You get what you pay forMy brother picked me up at the Detroit Metro Airport and immediately culture shock hit me full force. Everything moves so fast here. Yet, when we exited to the outside and stepped up to the marked pedestrian crossing area the fast moving cars came to an immediate stop for us. I'd forgotten its supposed to work like that.
Kevin grabbed my suitcase and in short order we entered an elevator for the parking garage. In seconds we were on the 6th level and at his car. No fuss, no muss. Without ever even seeing an attendant he paid at a little kiosk using a credit card and he did so before even climbing up into his 2007 Jeep. There was no waiting in line at all, not even a moment's hesitation to get out of the parking area. It seemed so unlikely.
Soon we were swooping our way around the airport looking for the right hiway exit. He missed the one he wanted, but no worries, he swooped back around in another loop and got into the correct lane this time.
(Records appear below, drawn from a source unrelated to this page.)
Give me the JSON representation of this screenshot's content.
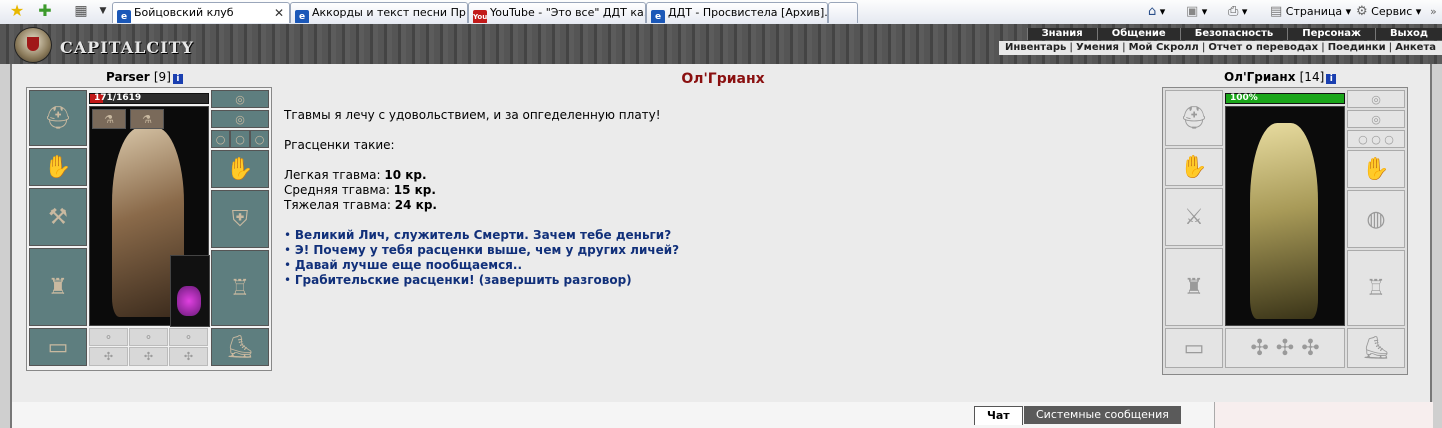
{
  "browser": {
    "tabs": [
      {
        "label": "Бойцовский клуб",
        "active": true
      },
      {
        "label": "Аккорды и текст песни Пр...",
        "active": false
      },
      {
        "label": "YouTube - \"Это все\" ДДТ ка...",
        "active": false
      },
      {
        "label": "ДДТ - Просвистела [Архив]...",
        "active": false
      }
    ],
    "youtube_favicon": "You",
    "toolbar": {
      "page": "Страница",
      "service": "Сервис"
    }
  },
  "game": {
    "logo": "CAPITALCITY",
    "nav_top": [
      "Знания",
      "Общение",
      "Безопасность",
      "Персонаж",
      "Выход"
    ],
    "nav_bottom": [
      "Инвентарь",
      "Умения",
      "Мой Скролл",
      "Отчет о переводах",
      "Поединки",
      "Анкета"
    ]
  },
  "player": {
    "name": "Parser",
    "level": "[9]",
    "info": "i",
    "hp": "171/1619",
    "hp_fraction": 0.106
  },
  "npc": {
    "name": "Ол'Грианх",
    "level": "[14]",
    "info": "i",
    "hp": "100%",
    "hp_fraction": 1.0
  },
  "dialog": {
    "title": "Ол'Грианх",
    "intro": "Тгавмы я лечу с удовольствием, и за опгеделенную плату!",
    "prices_header": "Ргасценки такие:",
    "prices": [
      {
        "label": "Легкая тгавма:",
        "value": "10 кр."
      },
      {
        "label": "Средняя тгавма:",
        "value": "15 кр."
      },
      {
        "label": "Тяжелая тгавма:",
        "value": "24 кр."
      }
    ],
    "options": [
      "Великий Лич, служитель Смерти. Зачем тебе деньги?",
      "Э! Почему у тебя расценки выше, чем у других личей?",
      "Давай лучше еще пообщаемся..",
      "Грабительские расценки! (завершить разговор)"
    ]
  },
  "chat": {
    "tabs": [
      "Чат",
      "Системные сообщения"
    ]
  }
}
Even with the missed turn we were on the hiway heading home 5 minutes from the garage exit. That scenario is completely impossible in Manila where there is no uninterrupted "swooping" of any kind, where instead traffic moves in fits and starts. I'm trying to think of at least one advantage to this inefficient method of vehicular movement, but for the life of me nothings comes to mind.
He changed hiways several times during the hour and change trip north to my parents' place and it all happened so quickly that I lost track of exactly which stretch we were on. It was a good thing he was paying attention, or was he? A warning bell sounded and he casually commented that it was time to get some gas. Promptly, both of us forgot about it, so intent on chatting and "catching up" we were.
Only two miles from my old stomping grounds in Birch Run and my brother casually declares that we are out of gas. That's my brother, always understated and cool. Well, unless someone makes him mad, and that doesn't happen too often.
Putting it into neutral he let the Jeep coast along the shoulder, getting a full half mile of engineless travel. Now what? This isn't the Philippines where a trike or jeepney is always within hailing distance for hire.
Even better, he pulled out his cell and called information. He asked for a wrecker service close to the next exit and he was quickly connected. Soon help was on the way and in 15 minutes we were back on the road--minus the $55 dollar wrecker fee however. Things are more efficent here, but they are exponentially more expensive as well. Still, you get what you pay for.
Speaking of paying... I watched gallon after ring up on the pump and 23 gallons later his credit card was down another $65. I was beginning to feel guilty about him having to come out and get me. I need to buy him a couple steak dinners before I head back to my inefficient tropical wonderland.
Got to go... My grandson beckons!
Labels: 2007 USA visit